Late last year GM initiated a unique experiment by launching the Chevrolet Captiva Sport which is a rebadged version of its now extinct second-generation Saturn Vue compact crossover utility model intended only for commercial customers.  GM’s motives behind the move were twofold; they hoped to satisfy growing rental demand for the efficient and versatile compact CUV segment, while at the same time preserving the used value retention of the popular Equinox.

In the past, manufacturers have produced fleet only trims of within a model lineup, but never has a manufacturer spun off a model designated specifically for fleet use.  Since going on sale back in October, Chevrolet has sold almost 25k Captiva Sports, during this same time period over 159k Equinox’s were sold. 

Looking at January-May 2012 R.L. Polk registration data shows that over 14k Captiva Sports were sold to rental fleet companies, whereas 6k Equinox’s made their way into rental fleets.  Total Equinox registrations from January-April for the 2010, 2011, and 2012 model years shows that there has been a significant increase in demand.  Chevrolet totally redesigned the Equinox for the 2010 model year and from January-April of that year over 42k total units were sold, in 2011 over 61k units were sold, and finally in 2012 nearly 70k units were sold. 

In regards to days’ supply, since January this year the average month-end days’ supply rate for the Equinox has been a below average 55 days, eleven points below the light duty truck segment average of 66 days.  Days’ supply for the Captiva Sport can’t be compared because of its fleet only nature, meaning every unit produced was individually ordered.
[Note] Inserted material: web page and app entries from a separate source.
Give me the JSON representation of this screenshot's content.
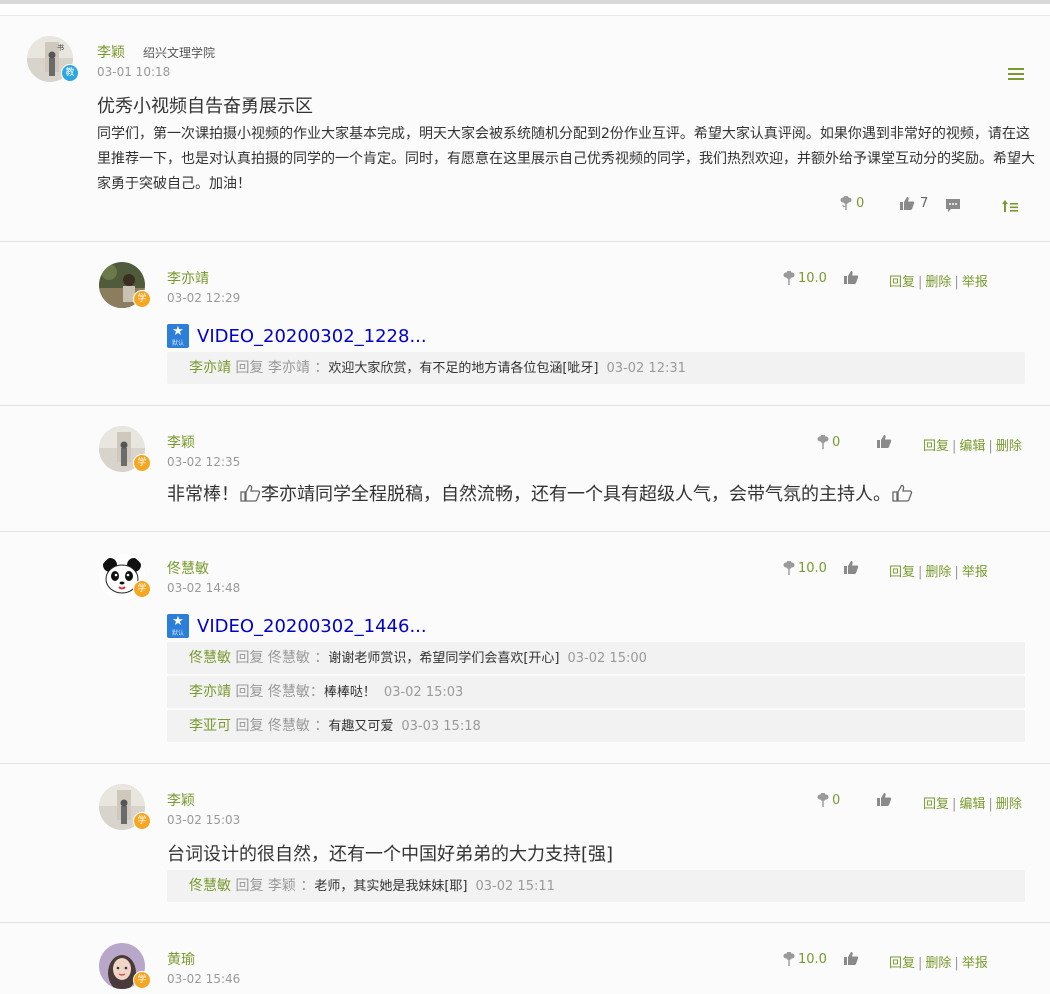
{
  "post": {
    "author": "李颖",
    "school": "绍兴文理学院",
    "time": "03-01 10:18",
    "role_badge": "教",
    "title": "优秀小视频自告奋勇展示区",
    "body": "同学们，第一次课拍摄小视频的作业大家基本完成，明天大家会被系统随机分配到2份作业互评。希望大家认真评阅。如果你遇到非常好的视频，请在这里推荐一下，也是对认真拍摄的同学的一个肯定。同时，有愿意在这里展示自己优秀视频的同学，我们热烈欢迎，并额外给予课堂互动分的奖励。希望大家勇于突破自己。加油！",
    "flowers": "0",
    "likes": "7"
  },
  "replies": [
    {
      "author": "李亦靖",
      "badge": "学",
      "time": "03-02 12:29",
      "score": "10.0",
      "actions": [
        "回复",
        "删除",
        "举报"
      ],
      "video": "VIDEO_20200302_1228...",
      "subreplies": [
        {
          "who": "李亦靖",
          "mid": " 回复 李亦靖 ：",
          "text": "欢迎大家欣赏，有不足的地方请各位包涵[呲牙]",
          "time": "03-02 12:31"
        }
      ]
    },
    {
      "author": "李颖",
      "badge": "学",
      "time": "03-02 12:35",
      "score": "0",
      "actions": [
        "回复",
        "编辑",
        "删除"
      ],
      "text_a": "非常棒！",
      "text_b": "李亦靖同学全程脱稿，自然流畅，还有一个具有超级人气，会带气氛的主持人。"
    },
    {
      "author": "佟慧敏",
      "badge": "学",
      "time": "03-02 14:48",
      "score": "10.0",
      "actions": [
        "回复",
        "删除",
        "举报"
      ],
      "video": "VIDEO_20200302_1446...",
      "subreplies": [
        {
          "who": "佟慧敏",
          "mid": " 回复 佟慧敏 ：",
          "text": "谢谢老师赏识，希望同学们会喜欢[开心]",
          "time": "03-02 15:00"
        },
        {
          "who": "李亦靖",
          "mid": " 回复 佟慧敏：",
          "text": "棒棒哒！",
          "time": "03-02 15:03"
        },
        {
          "who": "李亚可",
          "mid": " 回复 佟慧敏 ：",
          "text": "有趣又可爱",
          "time": "03-03 15:18"
        }
      ]
    },
    {
      "author": "李颖",
      "badge": "学",
      "time": "03-02 15:03",
      "score": "0",
      "actions": [
        "回复",
        "编辑",
        "删除"
      ],
      "text": "台词设计的很自然，还有一个中国好弟弟的大力支持[强]",
      "subreplies": [
        {
          "who": "佟慧敏",
          "mid": " 回复 李颖 ：",
          "text": "老师，其实她是我妹妹[耶]",
          "time": "03-02 15:11"
        }
      ]
    },
    {
      "author": "黄瑜",
      "badge": "学",
      "time": "03-02 15:46",
      "score": "10.0",
      "actions": [
        "回复",
        "删除",
        "举报"
      ]
    }
  ]
}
In terms of the used vehicle market, NADA’s analysts valued each model for July’s edition of the Official Used Car Guide.  In order to examine used value retention, we will use a 2012 Captiva Sport LT FWD equipped with the 3.0 V6 and a similarly equipped 2012 Equinox LT FWD 3.0 V6.  The Captiva Sport had an original typically equipped MSRP of $26,585 and the Equinox had an original typically equipped MSRP of $26,945.  For the July edition of the Official Used Car Guide, Average Trade-In values for the 2012 Captiva Sport LT FWD and 2012 Equinox LT FWD were placed at $23,000 and $23,380, respectively (national average). 
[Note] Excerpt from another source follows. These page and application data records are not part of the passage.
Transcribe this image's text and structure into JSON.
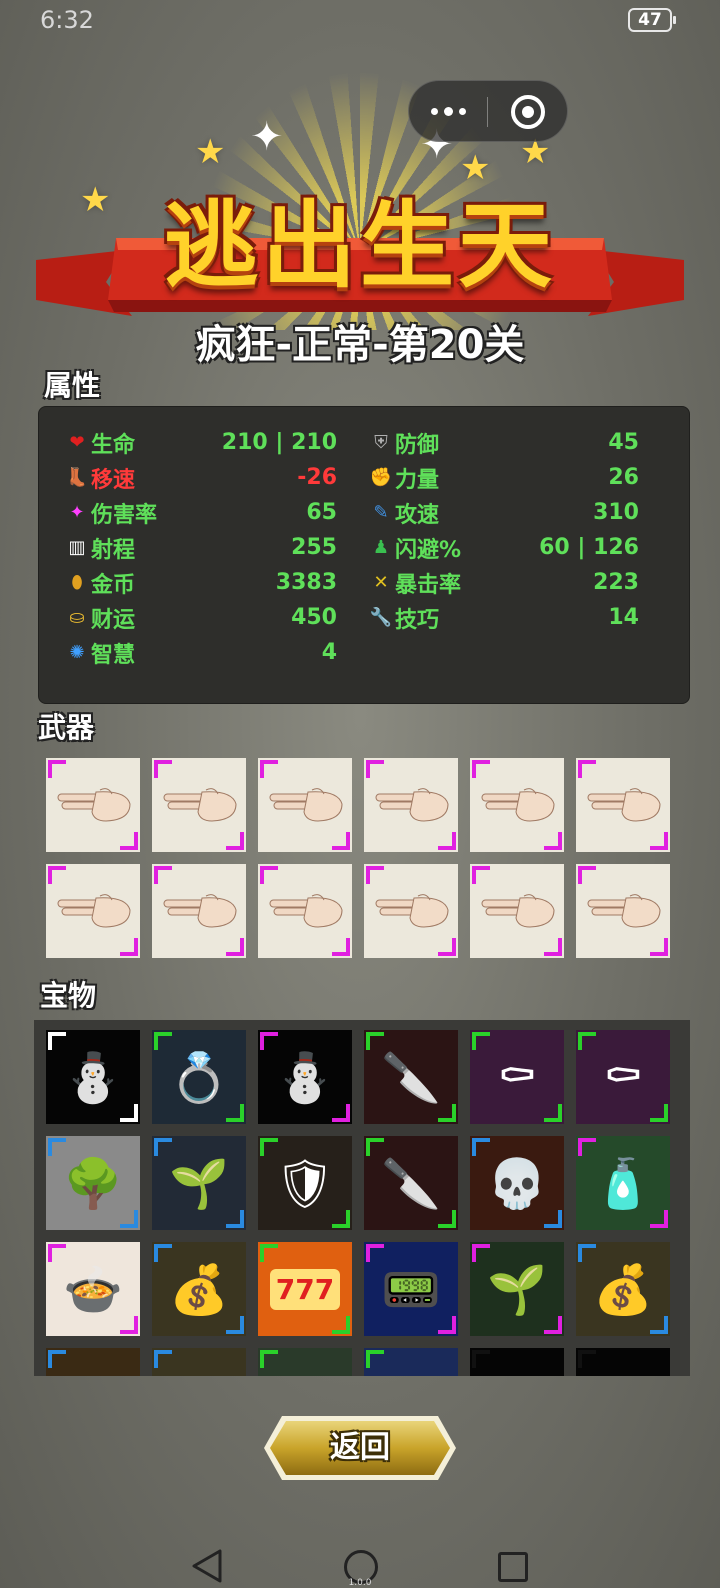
{
  "status": {
    "time": "6:32",
    "battery": "47"
  },
  "capsule": {
    "more_icon": "more-dots-icon",
    "close_icon": "target-close-icon"
  },
  "header": {
    "title": "逃出生天",
    "subtitle": "疯狂-正常-第20关"
  },
  "attributes": {
    "section_title": "属性",
    "left": [
      {
        "icon": "heart-icon",
        "label": "生命",
        "value": "210 | 210",
        "color": "green"
      },
      {
        "icon": "boot-icon",
        "label": "移速",
        "value": "-26",
        "color": "red"
      },
      {
        "icon": "sparkle-icon",
        "label": "伤害率",
        "value": "65",
        "color": "green"
      },
      {
        "icon": "ruler-icon",
        "label": "射程",
        "value": "255",
        "color": "green"
      },
      {
        "icon": "coin-icon",
        "label": "金币",
        "value": "3383",
        "color": "green"
      },
      {
        "icon": "ingot-icon",
        "label": "财运",
        "value": "450",
        "color": "green"
      },
      {
        "icon": "brain-icon",
        "label": "智慧",
        "value": "4",
        "color": "green"
      }
    ],
    "right": [
      {
        "icon": "shield-icon",
        "label": "防御",
        "value": "45",
        "color": "green"
      },
      {
        "icon": "muscle-icon",
        "label": "力量",
        "value": "26",
        "color": "green"
      },
      {
        "icon": "feather-icon",
        "label": "攻速",
        "value": "310",
        "color": "green"
      },
      {
        "icon": "figure-icon",
        "label": "闪避%",
        "value": "60 | 126",
        "color": "green"
      },
      {
        "icon": "crit-icon",
        "label": "暴击率",
        "value": "223",
        "color": "green"
      },
      {
        "icon": "wrench-icon",
        "label": "技巧",
        "value": "14",
        "color": "green"
      }
    ]
  },
  "weapons": {
    "section_title": "武器",
    "items": [
      {
        "icon": "finger-gun-icon",
        "rarity": "#e020e0"
      },
      {
        "icon": "finger-gun-icon",
        "rarity": "#e020e0"
      },
      {
        "icon": "finger-gun-icon",
        "rarity": "#e020e0"
      },
      {
        "icon": "finger-gun-icon",
        "rarity": "#e020e0"
      },
      {
        "icon": "finger-gun-icon",
        "rarity": "#e020e0"
      },
      {
        "icon": "finger-gun-icon",
        "rarity": "#e020e0"
      },
      {
        "icon": "finger-gun-icon",
        "rarity": "#e020e0"
      },
      {
        "icon": "finger-gun-icon",
        "rarity": "#e020e0"
      },
      {
        "icon": "finger-gun-icon",
        "rarity": "#e020e0"
      },
      {
        "icon": "finger-gun-icon",
        "rarity": "#e020e0"
      },
      {
        "icon": "finger-gun-icon",
        "rarity": "#e020e0"
      },
      {
        "icon": "finger-gun-icon",
        "rarity": "#e020e0"
      }
    ]
  },
  "treasures": {
    "section_title": "宝物",
    "items": [
      {
        "icon": "snowman-icon",
        "glyph": "⛄",
        "rarity": "#ffffff",
        "bg": "#050505"
      },
      {
        "icon": "leaf-ring-icon",
        "glyph": "💍",
        "rarity": "#2ad12a",
        "bg": "#1e2a36"
      },
      {
        "icon": "snowman-icon",
        "glyph": "⛄",
        "rarity": "#e020e0",
        "bg": "#050505"
      },
      {
        "icon": "blade-icon",
        "glyph": "🔪",
        "rarity": "#2ad12a",
        "bg": "#2b1414"
      },
      {
        "icon": "coffin-icon",
        "glyph": "⚰",
        "rarity": "#2ad12a",
        "bg": "#3a1a3a"
      },
      {
        "icon": "coffin-icon",
        "glyph": "⚰",
        "rarity": "#2ad12a",
        "bg": "#3a1a3a"
      },
      {
        "icon": "bonsai-icon",
        "glyph": "🌳",
        "rarity": "#2a8ae0",
        "bg": "#8a8a8a"
      },
      {
        "icon": "bean-sprout-icon",
        "glyph": "🌱",
        "rarity": "#2a8ae0",
        "bg": "#222a36"
      },
      {
        "icon": "wooden-shield-icon",
        "glyph": "🛡",
        "rarity": "#2ad12a",
        "bg": "#26201a"
      },
      {
        "icon": "blade-icon",
        "glyph": "🔪",
        "rarity": "#2ad12a",
        "bg": "#2b1414"
      },
      {
        "icon": "skull-mask-icon",
        "glyph": "💀",
        "rarity": "#2a8ae0",
        "bg": "#3a1a10"
      },
      {
        "icon": "spray-can-icon",
        "glyph": "🧴",
        "rarity": "#e020e0",
        "bg": "#254a2a"
      },
      {
        "icon": "hot-dish-icon",
        "glyph": "🍲",
        "rarity": "#e020e0",
        "bg": "#efe6dc"
      },
      {
        "icon": "gold-pot-icon",
        "glyph": "💰",
        "rarity": "#2a8ae0",
        "bg": "#3a3520"
      },
      {
        "icon": "slot-machine-icon",
        "glyph": "777",
        "rarity": "#2ad12a",
        "bg": "#e06010"
      },
      {
        "icon": "calculator-icon",
        "glyph": "📟",
        "rarity": "#e020e0",
        "bg": "#102060"
      },
      {
        "icon": "seed-bag-icon",
        "glyph": "🌱",
        "rarity": "#e020e0",
        "bg": "#1e301e"
      },
      {
        "icon": "gold-pot-icon",
        "glyph": "💰",
        "rarity": "#2a8ae0",
        "bg": "#3a3520"
      },
      {
        "icon": "partial-item-icon",
        "glyph": "",
        "rarity": "#2a8ae0",
        "bg": "#3a2a14"
      },
      {
        "icon": "partial-item-icon",
        "glyph": "",
        "rarity": "#2a8ae0",
        "bg": "#3a3520"
      },
      {
        "icon": "partial-item-icon",
        "glyph": "",
        "rarity": "#2ad12a",
        "bg": "#2a3a2a"
      },
      {
        "icon": "partial-item-icon",
        "glyph": "",
        "rarity": "#2ad12a",
        "bg": "#1a2a5a"
      },
      {
        "icon": "partial-item-icon",
        "glyph": "",
        "rarity": "#111111",
        "bg": "#050505"
      },
      {
        "icon": "partial-item-icon",
        "glyph": "",
        "rarity": "#111111",
        "bg": "#050505"
      }
    ]
  },
  "back_button": {
    "label": "返回"
  },
  "nav": {
    "version": "1.0.0"
  }
}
These figures equate to retention of 87% for the Captiva Sport and also 87% for the Equinox (average trade-in value divided by equipped MSRP), which places their retained values above competitive vehicles such as the 2012 Nissan Rogue S FWD (78%) and the 2012 Ford Escape XLT FWD V6 (74%).  From a value retention standpoint, historically the stigma of being a fleet vehicle can have detrimental consequences in initial used vehicle values.  In the case of the Captiva Sport quite the opposite is occurring as its retention rate currently remains in line with the Equinox and is well above the Nissan Rogue and Ford Escape.